WHEELING — Area officials think the new certified Opportunity Zone in the city will be a good tool for business development.
U.S. Sen. Shelley Moore Capito, R-W.Va., and West Virginia Gov. Jim Justice announced May 21 that five zones have been certified. These zones are located in Wheeling, Weirton and in Wetzel, Tyler and Marshall counties.
“We think it’s going to be a pretty good tool,” said Craig O’Leary, program director for the Regional Economic Development Partnership in Wheeling.
Regarding projects that might benefit from the zones, he said Wednesday, “Obviously, the energy industry, and some of future projects in downtown Wheeling may be able to take advantage of that.”
It’s too early in the process to speculate on specific projects for the opportunity zones.
“It’s difficult to know until the guidelines come out,” he said.
O’Leary said the RED organization worked with the Marshall County Commission and the city of Wheeling to get the designation in their communities.

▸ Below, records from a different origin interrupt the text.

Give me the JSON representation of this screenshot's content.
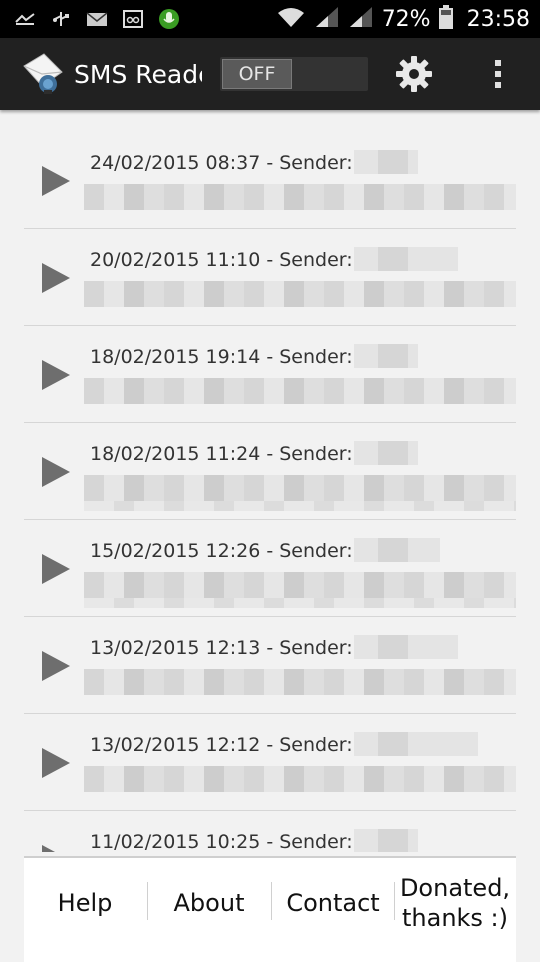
{
  "status_bar": {
    "battery_pct": "72%",
    "time": "23:58",
    "icons": [
      "missed-call-icon",
      "usb-icon",
      "email-icon",
      "voicemail-icon",
      "mic-icon",
      "wifi-icon",
      "signal-icon",
      "signal-icon",
      "battery-icon"
    ]
  },
  "action_bar": {
    "title": "SMS Reader",
    "toggle_label": "OFF",
    "colors": {
      "background": "#212121",
      "mic_accent": "#3a9d23"
    }
  },
  "messages": [
    {
      "header": "24/02/2015 08:37 - Sender:"
    },
    {
      "header": "20/02/2015 11:10 - Sender:"
    },
    {
      "header": "18/02/2015 19:14 - Sender:"
    },
    {
      "header": "18/02/2015 11:24 - Sender:"
    },
    {
      "header": "15/02/2015 12:26 - Sender:"
    },
    {
      "header": "13/02/2015 12:13 - Sender:"
    },
    {
      "header": "13/02/2015 12:12 - Sender:"
    },
    {
      "header": "11/02/2015 10:25 - Sender:"
    }
  ],
  "bottom_bar": {
    "help": "Help",
    "about": "About",
    "contact": "Contact",
    "donated_line1": "Donated,",
    "donated_line2": "thanks :)"
  }
}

The tracts’ eligibility was based on demographics of the area.
“We’re always trying to move projects forward,” he added.
Explaining the next steps, he said, “There needs to be an opportunity fund created, to make investments within the zones.”
However, he said, the U.S. Department of Treasury has not completed its guidelines for the opportunity fund.

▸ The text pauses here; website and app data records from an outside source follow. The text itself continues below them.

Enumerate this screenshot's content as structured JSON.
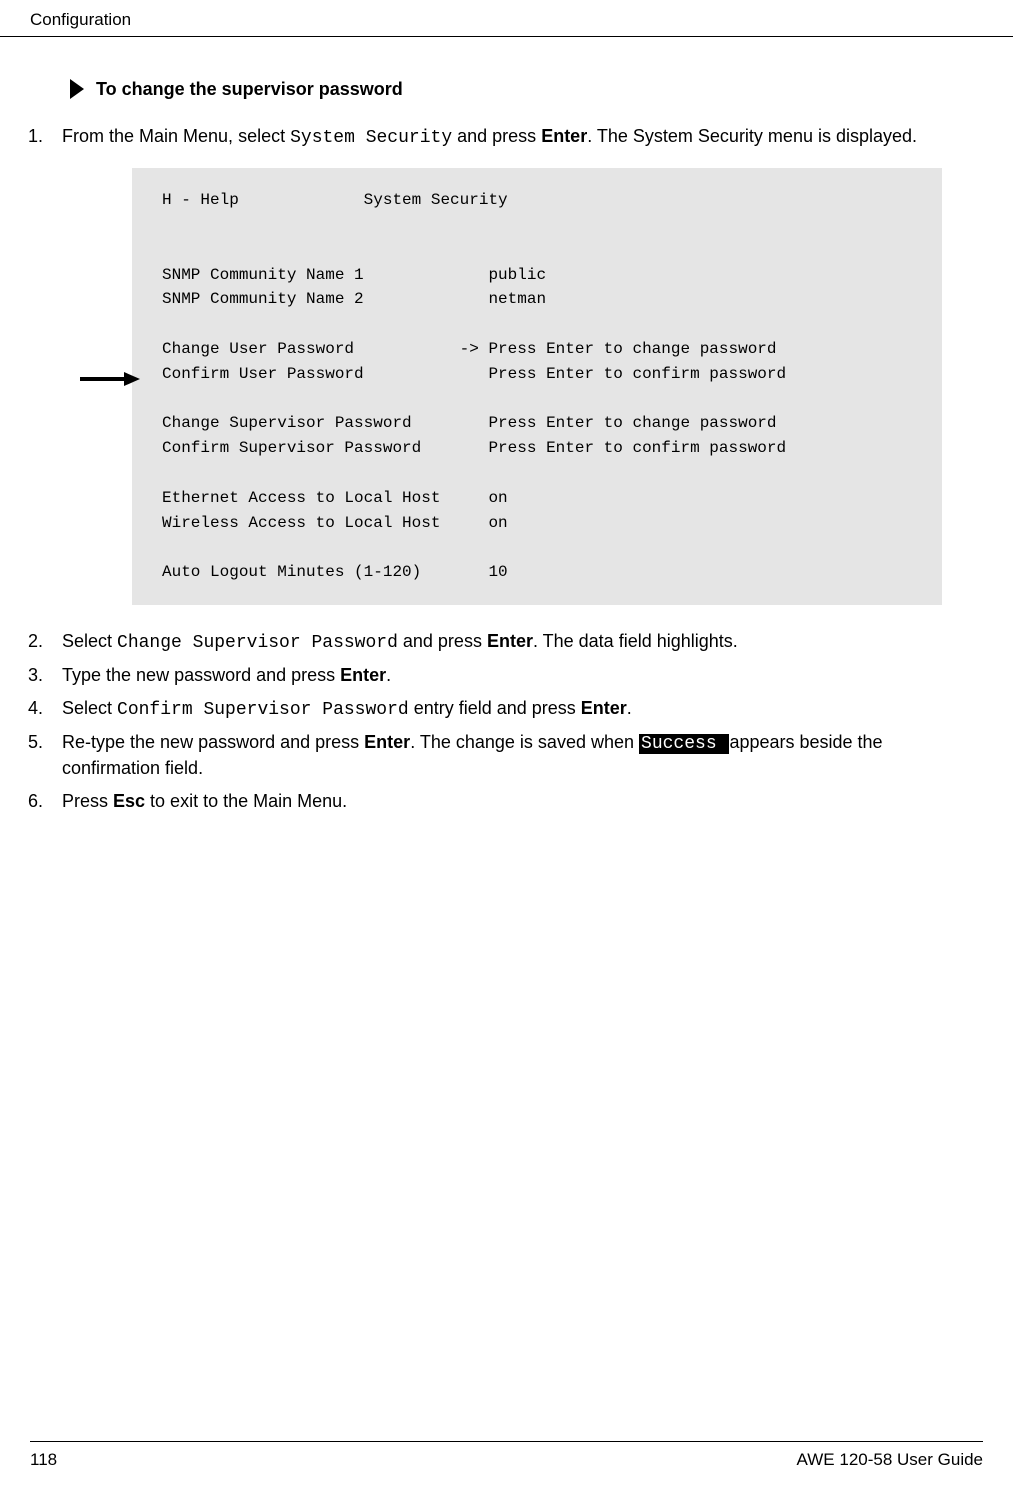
{
  "header": {
    "section": "Configuration"
  },
  "heading": {
    "title": "To change the supervisor password"
  },
  "steps": {
    "s1_pre": "From the Main Menu, select ",
    "s1_mono": "System Security",
    "s1_mid": " and press ",
    "s1_enter": "Enter",
    "s1_post": ". The System Security menu is displayed.",
    "s2_pre": "Select ",
    "s2_mono": "Change Supervisor Password",
    "s2_mid": " and press ",
    "s2_enter": "Enter",
    "s2_post": ". The data field highlights.",
    "s3_pre": "Type the new password and press ",
    "s3_enter": "Enter",
    "s3_post": ".",
    "s4_pre": "Select ",
    "s4_mono": "Confirm Supervisor Password",
    "s4_mid": " entry field and press ",
    "s4_enter": "Enter",
    "s4_post": ".",
    "s5_pre": "Re-type the new password and press ",
    "s5_enter": "Enter",
    "s5_mid": ". The change is saved when ",
    "s5_success": "Success ",
    "s5_post": " appears beside the confirmation field.",
    "s6_pre": "Press ",
    "s6_esc": "Esc",
    "s6_post": " to exit to the Main Menu."
  },
  "screen": {
    "text": "H - Help             System Security\n\n\nSNMP Community Name 1             public\nSNMP Community Name 2             netman\n\nChange User Password           -> Press Enter to change password\nConfirm User Password             Press Enter to confirm password\n\nChange Supervisor Password        Press Enter to change password\nConfirm Supervisor Password       Press Enter to confirm password\n\nEthernet Access to Local Host     on\nWireless Access to Local Host     on\n\nAuto Logout Minutes (1-120)       10"
  },
  "footer": {
    "page": "118",
    "guide": "AWE 120-58 User Guide"
  }
}
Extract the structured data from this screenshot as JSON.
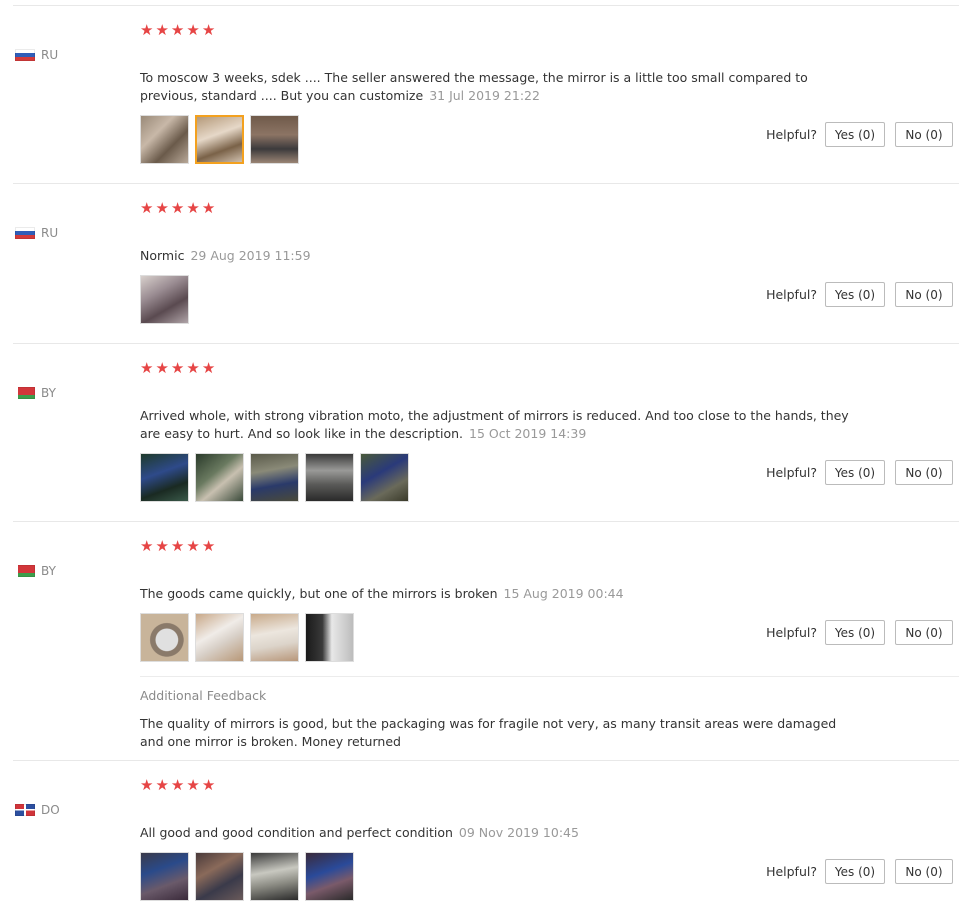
{
  "helpful_label": "Helpful?",
  "star_glyph": "★",
  "reviews": [
    {
      "country": "RU",
      "rating": 5,
      "text": "To moscow 3 weeks, sdek .... The seller answered the message, the mirror is a little too small compared to previous, standard .... But you can customize",
      "date": "31 Jul 2019 21:22",
      "yes_label": "Yes (0)",
      "no_label": "No (0)",
      "photo_count": 3
    },
    {
      "country": "RU",
      "rating": 5,
      "text": "Normic",
      "date": "29 Aug 2019 11:59",
      "yes_label": "Yes (0)",
      "no_label": "No (0)",
      "photo_count": 1
    },
    {
      "country": "BY",
      "rating": 5,
      "text": "Arrived whole, with strong vibration moto, the adjustment of mirrors is reduced. And too close to the hands, they are easy to hurt. And so look like in the description.",
      "date": "15 Oct 2019 14:39",
      "yes_label": "Yes (0)",
      "no_label": "No (0)",
      "photo_count": 5
    },
    {
      "country": "BY",
      "rating": 5,
      "text": "The goods came quickly, but one of the mirrors is broken",
      "date": "15 Aug 2019 00:44",
      "yes_label": "Yes (0)",
      "no_label": "No (0)",
      "photo_count": 4,
      "additional_feedback_title": "Additional Feedback",
      "additional_feedback": "The quality of mirrors is good, but the packaging was for fragile not very, as many transit areas were damaged and one mirror is broken. Money returned"
    },
    {
      "country": "DO",
      "rating": 5,
      "text": "All good and good condition and perfect condition",
      "date": "09 Nov 2019 10:45",
      "yes_label": "Yes (0)",
      "no_label": "No (0)",
      "photo_count": 4
    }
  ]
}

Money for the opportunity fund will come from individual investors. The fund then “will make investment in a project within that qualified zone,” he said.
As an incentive, investors will get a tax benefit in the form of a deferral on capital gains. The tax benefit “depends on how long the investment remains in place,” he said.
Investors can defer tax on any prior gains until no later than Dec. 31, 2026, so long as the gain is reinvested in a qualified opportunity fund. The investor would be eligible for an increase if the investment is held in the fund for at least 10 years.
Wheeling’s new zone is situated in industrial, commercial and residential areas near W.Va. 2, Interstates 70 and 470 and the Ohio River. City development officials could not be reached for comment Wednesday.
Weirton’s zone is in its downtown corridor.
Marshall County’s zone is located near shale gas, oil reserves and industrial companies. Wetzel County’s area is in the center of the shale gas exploration and production site, while Tyler County’s zone is situated in developable sites near Paden City Industrial Park.